In Standing Strong, he faces something we all do: how do you remain faithful to God when faced with the same temptations? He’s really trying by the final book in the series, Fire Starters, but he’s a bit hard on himself. It’s been fun to show this character’s struggles and growth. Jarret brings out the best and worst in the other characters too.

One of your sons is the inspiration for a character in this book. What’s the story behind his appearance in the novel?

My youngest son, Cisco, is sixteen. He loves reading. He never returns from the library without a massive stack of books. And he’s even written a few stories of his own, Walrus vs. Aliens being his favorite. While I was brainstorming ideas for Fire Starters, he asked if he could be a character in the story. He enjoys reading and writing, why not be a character in a story too? I loved the idea!

I used Cisco’s name, appearance, and skills for this minor character that becomes friends with Roland West. They meet at a shooting range. The West brothers have always enjoyed archery and marksmanship, and my son loves shooting too. He has participated in two different junior shooters programs for years and has always been quite good at it. He’s almost reached the expert level, which is as high as he can go with those programs!

Since Cisco enjoyed being a character, I might even write him into the dystopian I’m working on. Our dog, Rudy, who passed away some months ago, will also be a character in that story.
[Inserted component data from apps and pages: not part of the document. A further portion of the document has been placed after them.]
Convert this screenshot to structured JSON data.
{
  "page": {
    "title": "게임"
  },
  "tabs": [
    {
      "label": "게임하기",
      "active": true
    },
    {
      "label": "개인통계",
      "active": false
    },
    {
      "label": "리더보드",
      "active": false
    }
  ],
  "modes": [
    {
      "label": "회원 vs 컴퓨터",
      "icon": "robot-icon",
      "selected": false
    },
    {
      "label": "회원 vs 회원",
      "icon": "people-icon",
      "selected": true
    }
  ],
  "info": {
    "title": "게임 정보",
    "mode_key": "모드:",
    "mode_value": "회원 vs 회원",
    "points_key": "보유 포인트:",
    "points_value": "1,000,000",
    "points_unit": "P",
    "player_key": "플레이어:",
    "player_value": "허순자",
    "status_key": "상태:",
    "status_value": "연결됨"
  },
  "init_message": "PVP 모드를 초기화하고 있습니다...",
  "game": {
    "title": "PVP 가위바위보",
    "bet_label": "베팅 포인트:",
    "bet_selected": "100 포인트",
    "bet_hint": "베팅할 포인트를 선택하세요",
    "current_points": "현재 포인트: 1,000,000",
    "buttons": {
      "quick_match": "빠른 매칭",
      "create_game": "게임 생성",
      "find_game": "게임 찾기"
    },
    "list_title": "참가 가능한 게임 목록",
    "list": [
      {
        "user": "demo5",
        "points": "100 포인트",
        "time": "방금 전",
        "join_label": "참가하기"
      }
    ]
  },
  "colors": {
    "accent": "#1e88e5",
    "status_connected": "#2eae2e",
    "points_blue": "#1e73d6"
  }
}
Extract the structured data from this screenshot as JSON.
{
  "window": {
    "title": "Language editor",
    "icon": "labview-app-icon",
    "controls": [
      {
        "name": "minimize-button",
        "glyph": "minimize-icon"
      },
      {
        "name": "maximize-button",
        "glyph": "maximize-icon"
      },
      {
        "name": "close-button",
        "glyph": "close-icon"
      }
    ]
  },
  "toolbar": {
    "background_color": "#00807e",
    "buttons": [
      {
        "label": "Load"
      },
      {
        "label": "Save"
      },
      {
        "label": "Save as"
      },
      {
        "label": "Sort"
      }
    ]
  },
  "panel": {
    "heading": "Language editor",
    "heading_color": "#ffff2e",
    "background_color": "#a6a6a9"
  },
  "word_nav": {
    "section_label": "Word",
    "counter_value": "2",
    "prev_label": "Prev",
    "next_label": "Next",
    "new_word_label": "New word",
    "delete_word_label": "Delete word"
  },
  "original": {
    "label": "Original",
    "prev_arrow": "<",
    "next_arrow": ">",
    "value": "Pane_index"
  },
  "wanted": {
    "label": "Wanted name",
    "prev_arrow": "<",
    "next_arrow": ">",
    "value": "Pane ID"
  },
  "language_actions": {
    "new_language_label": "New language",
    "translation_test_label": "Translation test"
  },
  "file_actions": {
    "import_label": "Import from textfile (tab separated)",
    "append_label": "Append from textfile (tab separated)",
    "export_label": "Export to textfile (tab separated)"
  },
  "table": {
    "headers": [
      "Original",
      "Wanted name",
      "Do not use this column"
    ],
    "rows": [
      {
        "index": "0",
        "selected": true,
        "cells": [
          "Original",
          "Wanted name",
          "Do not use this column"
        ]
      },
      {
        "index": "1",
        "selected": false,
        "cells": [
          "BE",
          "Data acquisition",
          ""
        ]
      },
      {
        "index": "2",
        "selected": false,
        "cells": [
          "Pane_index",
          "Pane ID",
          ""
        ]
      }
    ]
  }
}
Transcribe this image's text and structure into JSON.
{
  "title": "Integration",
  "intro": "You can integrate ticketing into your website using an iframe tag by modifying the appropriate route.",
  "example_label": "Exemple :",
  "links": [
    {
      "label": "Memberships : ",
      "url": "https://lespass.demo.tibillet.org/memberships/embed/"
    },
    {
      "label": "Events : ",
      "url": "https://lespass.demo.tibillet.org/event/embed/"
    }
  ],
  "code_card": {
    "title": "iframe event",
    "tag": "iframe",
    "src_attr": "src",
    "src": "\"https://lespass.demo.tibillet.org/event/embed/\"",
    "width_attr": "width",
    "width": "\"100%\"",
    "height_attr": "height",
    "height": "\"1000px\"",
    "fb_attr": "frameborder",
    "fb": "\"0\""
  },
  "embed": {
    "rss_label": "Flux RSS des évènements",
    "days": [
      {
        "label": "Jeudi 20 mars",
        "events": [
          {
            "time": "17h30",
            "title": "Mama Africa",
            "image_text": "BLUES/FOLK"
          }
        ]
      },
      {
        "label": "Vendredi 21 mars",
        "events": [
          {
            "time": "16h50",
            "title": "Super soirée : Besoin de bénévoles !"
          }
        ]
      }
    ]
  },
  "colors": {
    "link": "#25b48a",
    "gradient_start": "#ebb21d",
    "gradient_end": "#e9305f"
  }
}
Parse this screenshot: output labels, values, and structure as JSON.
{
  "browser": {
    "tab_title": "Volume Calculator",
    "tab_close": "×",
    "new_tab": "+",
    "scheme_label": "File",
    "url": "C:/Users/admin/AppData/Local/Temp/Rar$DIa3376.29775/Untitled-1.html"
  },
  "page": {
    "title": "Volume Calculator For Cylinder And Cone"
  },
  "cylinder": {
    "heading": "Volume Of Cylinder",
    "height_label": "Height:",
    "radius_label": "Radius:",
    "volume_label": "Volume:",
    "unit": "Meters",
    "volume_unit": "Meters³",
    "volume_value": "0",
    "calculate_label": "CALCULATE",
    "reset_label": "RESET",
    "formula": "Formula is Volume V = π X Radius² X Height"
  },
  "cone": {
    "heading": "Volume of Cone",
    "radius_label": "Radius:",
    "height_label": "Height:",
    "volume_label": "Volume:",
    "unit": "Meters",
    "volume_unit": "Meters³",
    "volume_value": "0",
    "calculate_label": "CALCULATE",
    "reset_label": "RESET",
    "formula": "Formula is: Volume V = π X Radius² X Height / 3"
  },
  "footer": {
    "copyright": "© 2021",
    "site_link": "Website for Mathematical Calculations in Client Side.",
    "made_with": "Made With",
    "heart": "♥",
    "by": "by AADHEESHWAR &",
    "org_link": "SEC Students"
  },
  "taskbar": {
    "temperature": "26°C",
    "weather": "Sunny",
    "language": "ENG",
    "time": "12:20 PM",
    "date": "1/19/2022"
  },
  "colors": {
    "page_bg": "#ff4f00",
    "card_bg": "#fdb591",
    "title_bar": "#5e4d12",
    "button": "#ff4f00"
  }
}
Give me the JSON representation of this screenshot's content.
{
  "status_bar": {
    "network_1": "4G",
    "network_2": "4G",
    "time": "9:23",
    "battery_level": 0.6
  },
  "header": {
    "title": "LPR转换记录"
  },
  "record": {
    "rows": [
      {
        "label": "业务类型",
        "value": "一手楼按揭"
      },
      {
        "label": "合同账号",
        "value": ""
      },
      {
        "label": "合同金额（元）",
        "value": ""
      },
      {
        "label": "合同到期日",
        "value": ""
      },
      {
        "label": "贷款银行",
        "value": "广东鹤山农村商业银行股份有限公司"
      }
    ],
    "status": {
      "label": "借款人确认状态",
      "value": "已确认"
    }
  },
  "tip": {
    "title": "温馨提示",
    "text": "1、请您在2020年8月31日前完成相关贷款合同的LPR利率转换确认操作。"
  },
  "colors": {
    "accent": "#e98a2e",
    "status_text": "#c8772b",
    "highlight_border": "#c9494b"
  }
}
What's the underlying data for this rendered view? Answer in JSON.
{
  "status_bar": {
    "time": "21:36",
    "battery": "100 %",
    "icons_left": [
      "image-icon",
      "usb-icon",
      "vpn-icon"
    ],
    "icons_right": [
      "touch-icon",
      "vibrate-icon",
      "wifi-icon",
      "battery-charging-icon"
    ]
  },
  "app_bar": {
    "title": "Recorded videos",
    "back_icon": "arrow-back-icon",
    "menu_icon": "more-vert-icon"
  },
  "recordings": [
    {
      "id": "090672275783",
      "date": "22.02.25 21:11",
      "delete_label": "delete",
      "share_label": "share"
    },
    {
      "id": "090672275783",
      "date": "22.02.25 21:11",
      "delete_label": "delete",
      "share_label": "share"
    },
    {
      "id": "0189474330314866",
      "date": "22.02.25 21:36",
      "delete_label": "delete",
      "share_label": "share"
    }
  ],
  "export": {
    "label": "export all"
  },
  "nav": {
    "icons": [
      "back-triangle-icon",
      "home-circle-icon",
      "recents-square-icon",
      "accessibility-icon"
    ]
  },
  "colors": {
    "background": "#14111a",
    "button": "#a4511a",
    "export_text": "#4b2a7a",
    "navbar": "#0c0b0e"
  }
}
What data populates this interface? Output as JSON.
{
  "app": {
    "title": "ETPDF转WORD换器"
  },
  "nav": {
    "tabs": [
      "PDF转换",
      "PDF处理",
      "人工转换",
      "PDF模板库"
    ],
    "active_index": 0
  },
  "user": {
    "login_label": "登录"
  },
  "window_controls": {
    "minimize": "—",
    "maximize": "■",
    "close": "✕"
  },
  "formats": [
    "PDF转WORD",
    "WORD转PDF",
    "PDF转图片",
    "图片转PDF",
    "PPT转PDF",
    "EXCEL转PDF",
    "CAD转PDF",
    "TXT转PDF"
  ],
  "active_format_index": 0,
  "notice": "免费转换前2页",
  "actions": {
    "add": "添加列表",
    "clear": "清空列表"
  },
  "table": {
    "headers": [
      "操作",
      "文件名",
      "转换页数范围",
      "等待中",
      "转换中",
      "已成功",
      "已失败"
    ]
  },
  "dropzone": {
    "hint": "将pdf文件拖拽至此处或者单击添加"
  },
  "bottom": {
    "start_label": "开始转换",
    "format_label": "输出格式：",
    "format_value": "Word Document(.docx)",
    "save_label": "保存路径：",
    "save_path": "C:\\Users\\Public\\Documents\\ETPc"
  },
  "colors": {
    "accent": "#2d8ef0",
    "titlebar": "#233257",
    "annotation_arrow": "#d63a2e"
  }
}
What other projects are you working on?

While my first love is teen fiction, I also write adult fiction and children’s books. I am currently working on the artwork for the Armor of God children’s chapter book fantasy-adventure series. Book two came out this May, and I hope to release the other four books in the series as soon as possible.

I have also started another book for teens, this one a historical dystopian. I know that sounds like a strange combination, but I’m really excited about this story. It begins in the year 33 AD and jumps forward to a dystopian future.

west brothers series

Synopsis:

The moment Peter Brandt discovers archenemy Jarret West is a Confirmation candidate, the ceiling of St. Michael’s Church caves in. He soon learns none of the West brothers have received the sacrament: Keefe is looking forward to it, Roland hates drawing attention to himself, and Jarret doesn’t think he’s worthy. Before Peter gets over his shock, whispers of bad news surround him. Parishioners suspect that the parish will soon close and be merged with a neighboring, newly remodeled church.

Peter’s friend Caitlyn is anxious to help, but her life comes crashing down when her mother leaves to aid her aged parents. Now Caitlyn is homeschooling with a neighboring family and caring for her younger siblings, and she can’t see her friends at school. Peter and Caitlyn soon suspect that someone might be behind the potential closing of their church. Not one to give up easily, Caitlyn suggests the Fire Starters help with preparing the West brothers and saving the church.

Read Them All!

While you don’t have to read the entire West Brothers series before reading Fire Starters, I definitely recommend that you do! This series includes a terrific cast of characters.

The West Brothers series (in order)

Roland West, Loner
Life-Changing Love
Battle for His Soul
Standing Strong
Roland West, Outcast
Fire Starters

 

Adult Spinoff from the West Brothers Series

Anyone But Him

anyone but hi

Visit TheresaLinden.com to learn more.


Copyright 2020 Barb Szyszkiewicz

This post contains Amazon affiliate links. I was given a free review copy of this book, but no other compensation. Opinions expressed here are mine alone.